At Melbourne 2006 she won gold for Scotland in the 200m and 400m freestyle and became a national heroine.

Now, just a few months short of her 29th birthday, the three-time Olympian is hungry for more. McCatchey, a graduate from Loughborough University, moved to Edinburgh two years ago and is combining her swimming with studies for a Masters degree in Performance Psychology.

Coached by Chris Jones at the Edinburgh University Club, she was troubled by a back injury during the Scottish team trials in April but her steely determination saw her make it into the squad. Now she’s ready again to prove that she is someone for the big stage.

“Getting into the team was the first goal – now I want to swim my best,” said the swimmer whose Uncle, Alan McClatchey, won a bronze medal for Britain at the 1976 Olympics in Montreal. “It’s going to be great competing at such a high level in front of a home crowd. I experienced it at the London Olympics and it was brilliant.”

The swimming events take place at the Tollcross International Centre in Glasgow and the other Edinburgh University swimmers in the team are Richard Schafers, Calum Tait, Kieran McGuckin, Jack Thorpe, Craig Rodgie, Corrie Scott, Kathryn Johnstone and Andrea Strachan.

Warrender has the three Craigs – Benson, Hamilton and McNally – plus Dan Wallace and Lewis Smith, who won a silver medal in the 4x200m freestyle relay at the Games in Delhi four years ago.

McNally will be one of the Team Scotland medal contenders in the backstroke, while Benson, who has had a tough time since qualifying for the London 2012 Olympics as a 17-year-old, could make his mark in the 100m breaststroke.

Benson suffered a real downer last summer when he failed to make Team GB for the World Championships. But Scotland is awash with world-class men’s breaststroke specialists and he showed his gritty determination by making the team on his final chance at the British Championships in April. Having cleared that hurdle, he has the talent and the will to win that could push him to a medal.

Wallace has been based in Florida for the past few years and made his breakthrough last year when he swam in the World Championships in Barcelona. On his Team GB debut he broke the Scottish record in the 400m individual medley with a time of 4:10.35.

The 21-year-old from North Berwick has qualified for his first Games in the 400m freestyle and the medleys.

“The Games are going to be exciting for me and exciting for Scotland,” said Wallace, who doesn’t just want to be a part of Scotland’s sporting highlight of the year.”

The poster boy of Glasgow 2014 is the home city swimmer Michael Jamieson, the 200m breaststroke star who has strong Edinburgh connections.

His first club was the City of Glasgow based at the Tollcross Pool but he then moved to join the City of Edinburgh scheme based at the Royal Commonwealth Pool and he stayed there until it folded after the 2008 Olympic Games.

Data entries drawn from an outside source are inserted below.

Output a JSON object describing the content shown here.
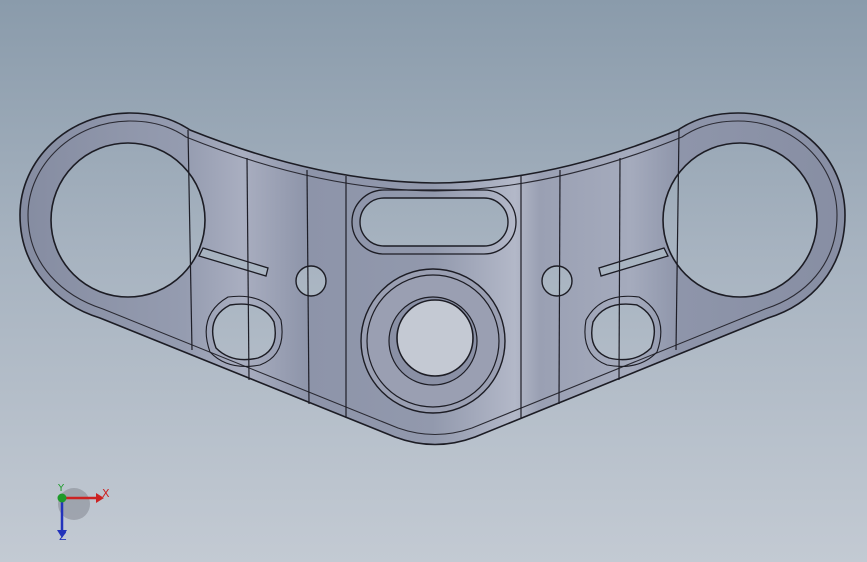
{
  "view": {
    "background_top": "#8a9bab",
    "background_bottom": "#c3cad3"
  },
  "part": {
    "body_color": "#9097ab",
    "highlight_color": "#b7bccb",
    "edge_color": "#1c1c24"
  },
  "triad": {
    "x_label": "X",
    "y_label": "Y",
    "z_label": "Z",
    "x_color": "#cc2222",
    "y_color": "#1e9a2a",
    "z_color": "#2233bb"
  }
}
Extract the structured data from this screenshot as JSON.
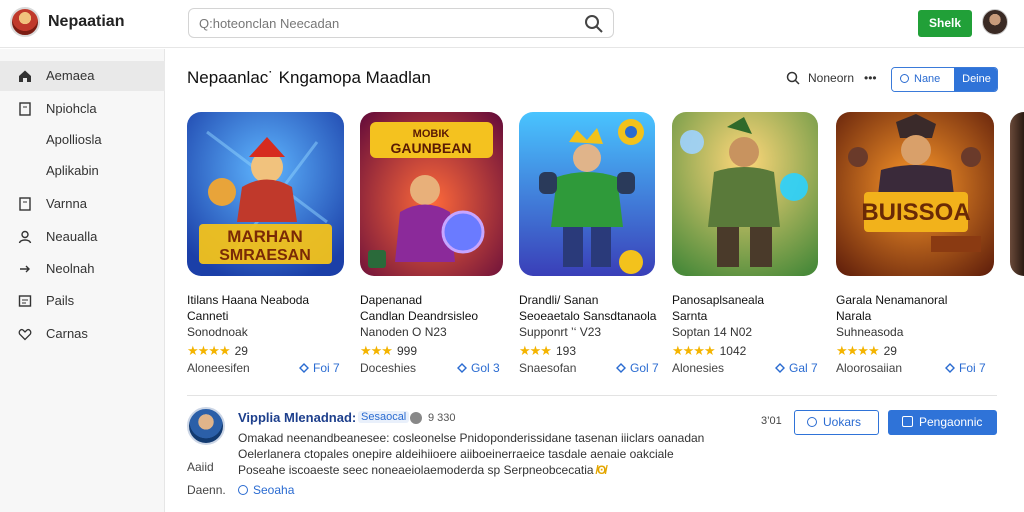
{
  "header": {
    "brand_name": "Nepaatian",
    "search_placeholder": "Q:hoteonclan Neecadan",
    "signin_label": "Shelk"
  },
  "sidebar": {
    "items": [
      {
        "label": "Aemaea",
        "icon": "home-icon"
      },
      {
        "label": "Npiohcla",
        "icon": "bookmark-icon"
      },
      {
        "label": "Apolliosla",
        "icon": ""
      },
      {
        "label": "Aplikabin",
        "icon": ""
      },
      {
        "label": "Varnna",
        "icon": "bookmark-icon"
      },
      {
        "label": "Neaualla",
        "icon": "user-icon"
      },
      {
        "label": "Neolnah",
        "icon": "share-icon"
      },
      {
        "label": "Pails",
        "icon": "image-icon"
      },
      {
        "label": "Carnas",
        "icon": "heart-icon"
      }
    ]
  },
  "main": {
    "title": "Nepaanlac˙  Kngamopa Maadlan",
    "filter_label": "Noneorn",
    "filter_dots": "•••",
    "seg_a": "Nane",
    "seg_b": "Deine"
  },
  "cards": [
    {
      "title": "Itilans Haana Neaboda\nCanneti",
      "developer": "Sonodnoak",
      "rating": "29",
      "stars": "★★★★",
      "tag": "Aloneesifen",
      "link": "Foi 7"
    },
    {
      "title": "Dapenanad\nCandlan Deandrsisleo",
      "developer": "Nanoden O N23",
      "rating": "999",
      "stars": "★★★",
      "tag": "Doceshies",
      "link": "Gol 3"
    },
    {
      "title": "Drandli/ Sanan\nSeoeaetalo Sansdtanaola",
      "developer": "Supponrt ’‘ V23",
      "rating": "193",
      "stars": "★★★",
      "tag": "Snaesofan",
      "link": "Gol 7"
    },
    {
      "title": "Panosaplsaneala\nSarnta",
      "developer": "Soptan 14 N02",
      "rating": "1042",
      "stars": "★★★★",
      "tag": "Alonesies",
      "link": "Gal 7"
    },
    {
      "title": "Garala Nenamanoral\nNarala",
      "developer": "Suhneasoda",
      "rating": "29",
      "stars": "★★★★",
      "tag": "Aloorosaiian",
      "link": "Foi 7"
    }
  ],
  "review": {
    "name": "Vipplia Mlenadnad:",
    "badge": "Sesaocal",
    "meta": "9 330",
    "lines": [
      "Omakad neenandbeanesee: cosleonelse Pnidoponderissidane tasenan iiiclars oanadan",
      "Oelerlanera ctopales onepire aldeihiioere aiiboeinerraeice tasdale aenaie oakciale",
      "Poseahe iscoaeste seec noneaeiolaemoderda sp Serpneobcecatia"
    ],
    "gold_text": "̸ʘ̸",
    "count": "3’01",
    "outline_btn": "Uokars",
    "fill_btn": "Pengaonnic",
    "side_note_1": "Aaiid",
    "side_note_2": "Daenn.",
    "link": "Seoaha"
  },
  "colors": {
    "accent_blue": "#2f73d8",
    "green": "#21a038",
    "star": "#f4b400"
  }
}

Now based in Bath, the London 2012 silver medallist competes for Edinburgh University whenever he is in Scotland.

“It’s going to be amazing competing in a Commonwealth Games in the same pool where it all started for me,” he said.

“It is a once in a lifetime opportunity and I can’t wait. But it’s not going to be easy. Scotland and England have world-class breaststrokers.”